#### TASK ITEM
Scanning the entries below, copy every line that contains the word "Microphone".

#### EXERCISE INPUTS
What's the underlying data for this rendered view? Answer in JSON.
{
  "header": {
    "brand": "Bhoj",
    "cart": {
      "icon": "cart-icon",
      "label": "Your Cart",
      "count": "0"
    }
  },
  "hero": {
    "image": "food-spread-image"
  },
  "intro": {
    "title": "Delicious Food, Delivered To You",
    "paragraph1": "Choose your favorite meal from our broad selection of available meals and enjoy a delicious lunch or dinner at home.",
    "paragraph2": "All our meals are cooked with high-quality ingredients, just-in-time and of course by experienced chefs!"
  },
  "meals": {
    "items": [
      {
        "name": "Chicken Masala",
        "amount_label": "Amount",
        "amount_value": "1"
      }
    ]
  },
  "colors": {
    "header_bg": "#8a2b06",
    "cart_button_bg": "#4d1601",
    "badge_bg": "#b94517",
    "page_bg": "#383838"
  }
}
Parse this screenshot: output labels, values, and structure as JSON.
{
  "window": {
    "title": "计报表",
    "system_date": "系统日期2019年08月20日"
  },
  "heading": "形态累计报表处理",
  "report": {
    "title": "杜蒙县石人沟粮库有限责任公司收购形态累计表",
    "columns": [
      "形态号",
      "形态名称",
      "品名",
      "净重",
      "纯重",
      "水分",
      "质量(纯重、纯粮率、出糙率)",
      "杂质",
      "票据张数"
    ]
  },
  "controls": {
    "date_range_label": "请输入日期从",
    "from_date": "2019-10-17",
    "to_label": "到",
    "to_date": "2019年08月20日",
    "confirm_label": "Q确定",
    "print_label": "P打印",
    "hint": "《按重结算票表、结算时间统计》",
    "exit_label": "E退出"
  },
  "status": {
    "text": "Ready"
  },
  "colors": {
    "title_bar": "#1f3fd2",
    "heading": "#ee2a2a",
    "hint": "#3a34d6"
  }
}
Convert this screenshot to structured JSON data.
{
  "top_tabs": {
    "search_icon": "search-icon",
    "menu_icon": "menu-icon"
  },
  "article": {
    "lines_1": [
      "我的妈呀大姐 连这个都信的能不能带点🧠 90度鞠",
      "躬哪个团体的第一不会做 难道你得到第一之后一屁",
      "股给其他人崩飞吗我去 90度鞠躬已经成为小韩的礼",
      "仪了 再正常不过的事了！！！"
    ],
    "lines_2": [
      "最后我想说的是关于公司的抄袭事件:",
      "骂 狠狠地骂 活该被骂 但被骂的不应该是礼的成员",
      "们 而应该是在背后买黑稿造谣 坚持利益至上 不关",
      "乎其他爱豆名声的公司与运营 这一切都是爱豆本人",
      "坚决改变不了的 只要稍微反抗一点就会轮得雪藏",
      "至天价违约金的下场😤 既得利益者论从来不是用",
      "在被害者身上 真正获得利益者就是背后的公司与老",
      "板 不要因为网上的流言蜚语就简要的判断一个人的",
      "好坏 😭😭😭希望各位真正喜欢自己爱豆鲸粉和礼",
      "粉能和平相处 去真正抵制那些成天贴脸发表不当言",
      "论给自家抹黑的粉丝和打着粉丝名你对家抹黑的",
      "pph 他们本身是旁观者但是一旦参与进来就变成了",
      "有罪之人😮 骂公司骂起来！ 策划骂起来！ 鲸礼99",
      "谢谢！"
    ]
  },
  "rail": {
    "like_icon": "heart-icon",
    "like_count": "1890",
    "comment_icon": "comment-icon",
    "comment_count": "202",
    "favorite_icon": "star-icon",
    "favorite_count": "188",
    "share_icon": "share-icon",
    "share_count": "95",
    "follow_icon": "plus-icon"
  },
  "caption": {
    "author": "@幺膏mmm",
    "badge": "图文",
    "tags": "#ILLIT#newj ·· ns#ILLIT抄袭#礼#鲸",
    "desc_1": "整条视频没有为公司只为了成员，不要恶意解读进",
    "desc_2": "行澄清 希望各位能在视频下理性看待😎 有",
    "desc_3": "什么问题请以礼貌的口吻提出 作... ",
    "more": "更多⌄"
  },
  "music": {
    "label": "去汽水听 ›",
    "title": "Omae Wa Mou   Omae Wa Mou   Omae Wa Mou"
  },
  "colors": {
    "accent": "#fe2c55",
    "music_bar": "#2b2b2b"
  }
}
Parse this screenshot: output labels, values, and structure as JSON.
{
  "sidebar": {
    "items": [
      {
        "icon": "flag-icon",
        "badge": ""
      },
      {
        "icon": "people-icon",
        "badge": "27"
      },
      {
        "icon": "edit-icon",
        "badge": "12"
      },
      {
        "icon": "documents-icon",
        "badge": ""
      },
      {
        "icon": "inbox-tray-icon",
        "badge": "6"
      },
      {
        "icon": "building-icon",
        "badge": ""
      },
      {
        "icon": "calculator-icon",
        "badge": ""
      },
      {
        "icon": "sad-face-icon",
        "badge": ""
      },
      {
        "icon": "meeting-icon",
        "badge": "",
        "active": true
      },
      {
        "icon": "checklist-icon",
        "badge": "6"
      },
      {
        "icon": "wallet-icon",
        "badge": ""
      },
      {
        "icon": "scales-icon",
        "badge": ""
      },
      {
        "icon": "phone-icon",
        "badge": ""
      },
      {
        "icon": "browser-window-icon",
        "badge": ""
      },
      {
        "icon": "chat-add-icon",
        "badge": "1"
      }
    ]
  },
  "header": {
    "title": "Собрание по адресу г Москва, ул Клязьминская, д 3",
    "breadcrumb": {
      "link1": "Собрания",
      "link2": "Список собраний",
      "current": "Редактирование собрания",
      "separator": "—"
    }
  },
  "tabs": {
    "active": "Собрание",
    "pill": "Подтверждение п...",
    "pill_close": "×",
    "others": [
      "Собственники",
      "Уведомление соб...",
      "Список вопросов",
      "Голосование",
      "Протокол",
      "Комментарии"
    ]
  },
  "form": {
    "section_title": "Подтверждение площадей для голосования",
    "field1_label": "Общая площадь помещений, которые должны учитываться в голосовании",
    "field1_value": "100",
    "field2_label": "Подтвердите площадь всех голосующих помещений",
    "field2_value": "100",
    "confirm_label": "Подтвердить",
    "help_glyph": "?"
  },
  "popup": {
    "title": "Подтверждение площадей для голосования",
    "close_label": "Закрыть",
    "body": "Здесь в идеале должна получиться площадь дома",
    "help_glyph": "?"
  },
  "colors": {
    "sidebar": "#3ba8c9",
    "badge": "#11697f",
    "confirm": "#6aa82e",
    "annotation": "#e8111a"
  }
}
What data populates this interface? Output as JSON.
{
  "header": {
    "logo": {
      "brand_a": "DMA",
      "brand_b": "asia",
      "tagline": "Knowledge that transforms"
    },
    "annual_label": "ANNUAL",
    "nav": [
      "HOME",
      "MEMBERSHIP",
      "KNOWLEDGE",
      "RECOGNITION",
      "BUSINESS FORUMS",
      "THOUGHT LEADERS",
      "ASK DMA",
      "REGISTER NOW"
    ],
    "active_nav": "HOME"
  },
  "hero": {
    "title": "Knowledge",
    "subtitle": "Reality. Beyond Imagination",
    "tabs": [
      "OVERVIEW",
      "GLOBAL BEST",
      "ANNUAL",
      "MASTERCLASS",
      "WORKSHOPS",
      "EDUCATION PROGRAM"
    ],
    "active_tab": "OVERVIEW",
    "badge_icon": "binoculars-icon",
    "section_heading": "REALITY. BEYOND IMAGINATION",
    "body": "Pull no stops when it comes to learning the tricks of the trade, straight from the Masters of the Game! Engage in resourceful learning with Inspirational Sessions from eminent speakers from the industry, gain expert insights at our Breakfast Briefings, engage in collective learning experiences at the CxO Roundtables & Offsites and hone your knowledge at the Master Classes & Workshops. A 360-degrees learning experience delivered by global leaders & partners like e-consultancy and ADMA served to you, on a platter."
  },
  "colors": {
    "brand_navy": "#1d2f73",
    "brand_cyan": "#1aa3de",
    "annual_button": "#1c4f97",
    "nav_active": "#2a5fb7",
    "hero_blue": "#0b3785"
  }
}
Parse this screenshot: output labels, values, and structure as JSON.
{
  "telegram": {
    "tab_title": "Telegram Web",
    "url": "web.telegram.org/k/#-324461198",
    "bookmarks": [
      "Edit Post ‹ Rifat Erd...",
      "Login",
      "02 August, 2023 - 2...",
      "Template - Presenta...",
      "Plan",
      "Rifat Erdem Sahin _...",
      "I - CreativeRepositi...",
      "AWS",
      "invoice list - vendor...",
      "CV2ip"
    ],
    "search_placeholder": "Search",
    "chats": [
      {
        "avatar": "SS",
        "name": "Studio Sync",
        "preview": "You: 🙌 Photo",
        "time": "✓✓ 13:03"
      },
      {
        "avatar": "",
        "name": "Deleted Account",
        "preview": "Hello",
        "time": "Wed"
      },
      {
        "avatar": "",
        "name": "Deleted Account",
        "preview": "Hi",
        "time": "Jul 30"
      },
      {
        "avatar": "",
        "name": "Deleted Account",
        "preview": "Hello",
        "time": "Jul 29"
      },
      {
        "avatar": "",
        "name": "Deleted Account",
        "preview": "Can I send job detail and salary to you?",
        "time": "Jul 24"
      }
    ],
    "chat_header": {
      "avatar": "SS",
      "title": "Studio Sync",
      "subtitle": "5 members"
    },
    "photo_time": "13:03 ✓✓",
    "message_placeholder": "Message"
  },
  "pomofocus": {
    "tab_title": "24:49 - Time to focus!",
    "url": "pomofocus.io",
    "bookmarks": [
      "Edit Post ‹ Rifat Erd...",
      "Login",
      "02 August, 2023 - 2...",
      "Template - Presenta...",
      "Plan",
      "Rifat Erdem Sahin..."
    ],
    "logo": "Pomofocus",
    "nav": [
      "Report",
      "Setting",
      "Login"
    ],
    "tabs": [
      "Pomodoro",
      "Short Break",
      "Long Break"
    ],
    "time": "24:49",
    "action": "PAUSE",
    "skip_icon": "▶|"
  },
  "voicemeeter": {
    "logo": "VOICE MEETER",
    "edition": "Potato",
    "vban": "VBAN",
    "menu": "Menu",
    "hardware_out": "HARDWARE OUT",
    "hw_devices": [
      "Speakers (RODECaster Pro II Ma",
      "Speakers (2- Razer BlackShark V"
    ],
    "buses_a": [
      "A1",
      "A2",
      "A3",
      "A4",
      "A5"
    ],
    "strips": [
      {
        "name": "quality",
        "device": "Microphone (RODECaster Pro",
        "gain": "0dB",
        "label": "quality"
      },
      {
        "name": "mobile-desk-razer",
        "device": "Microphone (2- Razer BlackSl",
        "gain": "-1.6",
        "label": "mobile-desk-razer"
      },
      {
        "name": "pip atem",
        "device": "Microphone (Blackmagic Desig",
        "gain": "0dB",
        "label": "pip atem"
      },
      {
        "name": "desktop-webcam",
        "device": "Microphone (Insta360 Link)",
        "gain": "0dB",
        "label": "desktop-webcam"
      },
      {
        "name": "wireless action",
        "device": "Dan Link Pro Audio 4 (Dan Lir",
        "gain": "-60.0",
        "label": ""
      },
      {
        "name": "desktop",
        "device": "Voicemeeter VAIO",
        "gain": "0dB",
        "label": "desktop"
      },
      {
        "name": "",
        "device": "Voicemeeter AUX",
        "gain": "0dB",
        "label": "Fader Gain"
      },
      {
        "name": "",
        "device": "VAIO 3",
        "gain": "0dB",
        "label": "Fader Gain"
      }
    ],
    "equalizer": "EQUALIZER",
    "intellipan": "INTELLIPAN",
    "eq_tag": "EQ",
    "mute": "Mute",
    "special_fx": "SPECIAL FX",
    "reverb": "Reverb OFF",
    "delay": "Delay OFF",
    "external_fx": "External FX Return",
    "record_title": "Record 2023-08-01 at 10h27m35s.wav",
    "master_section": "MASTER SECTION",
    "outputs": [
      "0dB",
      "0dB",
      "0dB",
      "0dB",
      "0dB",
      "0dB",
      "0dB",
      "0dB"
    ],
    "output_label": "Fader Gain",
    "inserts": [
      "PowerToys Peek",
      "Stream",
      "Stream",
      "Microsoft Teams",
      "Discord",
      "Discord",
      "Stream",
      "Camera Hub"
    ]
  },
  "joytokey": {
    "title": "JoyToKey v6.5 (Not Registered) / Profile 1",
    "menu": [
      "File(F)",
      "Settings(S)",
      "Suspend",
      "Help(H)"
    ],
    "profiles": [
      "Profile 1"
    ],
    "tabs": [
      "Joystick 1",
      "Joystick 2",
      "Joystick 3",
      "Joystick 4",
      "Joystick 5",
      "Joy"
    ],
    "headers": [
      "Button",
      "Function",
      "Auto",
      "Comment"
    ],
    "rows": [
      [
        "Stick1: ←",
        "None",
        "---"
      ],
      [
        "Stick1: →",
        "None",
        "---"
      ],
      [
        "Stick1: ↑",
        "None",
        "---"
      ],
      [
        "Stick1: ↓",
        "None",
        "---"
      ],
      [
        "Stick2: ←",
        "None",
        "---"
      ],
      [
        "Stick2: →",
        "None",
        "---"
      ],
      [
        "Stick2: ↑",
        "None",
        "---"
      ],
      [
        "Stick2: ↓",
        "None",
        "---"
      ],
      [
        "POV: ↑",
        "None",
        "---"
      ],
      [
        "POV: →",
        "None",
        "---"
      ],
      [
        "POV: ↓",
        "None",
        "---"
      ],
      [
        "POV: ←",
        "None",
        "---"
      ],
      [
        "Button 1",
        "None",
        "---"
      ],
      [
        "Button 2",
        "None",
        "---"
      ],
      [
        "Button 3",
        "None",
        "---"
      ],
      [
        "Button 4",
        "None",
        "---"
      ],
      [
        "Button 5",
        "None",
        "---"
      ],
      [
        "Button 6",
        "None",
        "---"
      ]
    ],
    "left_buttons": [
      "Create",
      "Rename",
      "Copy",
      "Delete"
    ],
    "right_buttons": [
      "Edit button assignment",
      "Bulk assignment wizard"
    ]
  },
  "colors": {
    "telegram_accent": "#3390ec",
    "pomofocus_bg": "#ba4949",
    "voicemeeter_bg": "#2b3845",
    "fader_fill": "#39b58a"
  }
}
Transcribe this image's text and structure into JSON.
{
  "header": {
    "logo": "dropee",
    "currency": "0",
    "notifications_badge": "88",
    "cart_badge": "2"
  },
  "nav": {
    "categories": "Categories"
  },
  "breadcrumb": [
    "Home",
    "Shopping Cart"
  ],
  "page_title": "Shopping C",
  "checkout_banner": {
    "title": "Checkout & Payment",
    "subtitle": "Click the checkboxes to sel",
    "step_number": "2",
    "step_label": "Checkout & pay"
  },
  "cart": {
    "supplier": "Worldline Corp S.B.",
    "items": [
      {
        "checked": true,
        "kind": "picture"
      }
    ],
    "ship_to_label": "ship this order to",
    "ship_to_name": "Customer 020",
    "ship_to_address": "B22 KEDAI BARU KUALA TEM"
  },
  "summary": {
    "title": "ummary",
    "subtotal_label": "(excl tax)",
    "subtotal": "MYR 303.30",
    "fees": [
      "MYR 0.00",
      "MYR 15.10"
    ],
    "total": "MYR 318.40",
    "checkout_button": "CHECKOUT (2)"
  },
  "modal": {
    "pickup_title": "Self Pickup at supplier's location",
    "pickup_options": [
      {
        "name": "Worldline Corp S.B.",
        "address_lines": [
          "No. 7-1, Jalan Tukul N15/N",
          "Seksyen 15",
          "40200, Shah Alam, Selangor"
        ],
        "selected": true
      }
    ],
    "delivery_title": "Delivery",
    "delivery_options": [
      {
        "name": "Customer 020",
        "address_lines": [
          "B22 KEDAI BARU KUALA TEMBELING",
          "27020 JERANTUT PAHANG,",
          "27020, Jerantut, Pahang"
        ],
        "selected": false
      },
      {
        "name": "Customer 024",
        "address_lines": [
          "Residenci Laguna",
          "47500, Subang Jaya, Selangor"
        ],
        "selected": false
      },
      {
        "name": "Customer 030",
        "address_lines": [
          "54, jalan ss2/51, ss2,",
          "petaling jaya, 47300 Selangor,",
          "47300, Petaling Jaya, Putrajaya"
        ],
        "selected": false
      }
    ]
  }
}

#### EXERCISE OUTPUT
        "device": "Microphone (RODECaster Pro",
        "device": "Microphone (2- Razer BlackSl",
        "device": "Microphone (Blackmagic Desig",
        "device": "Microphone (Insta360 Link)",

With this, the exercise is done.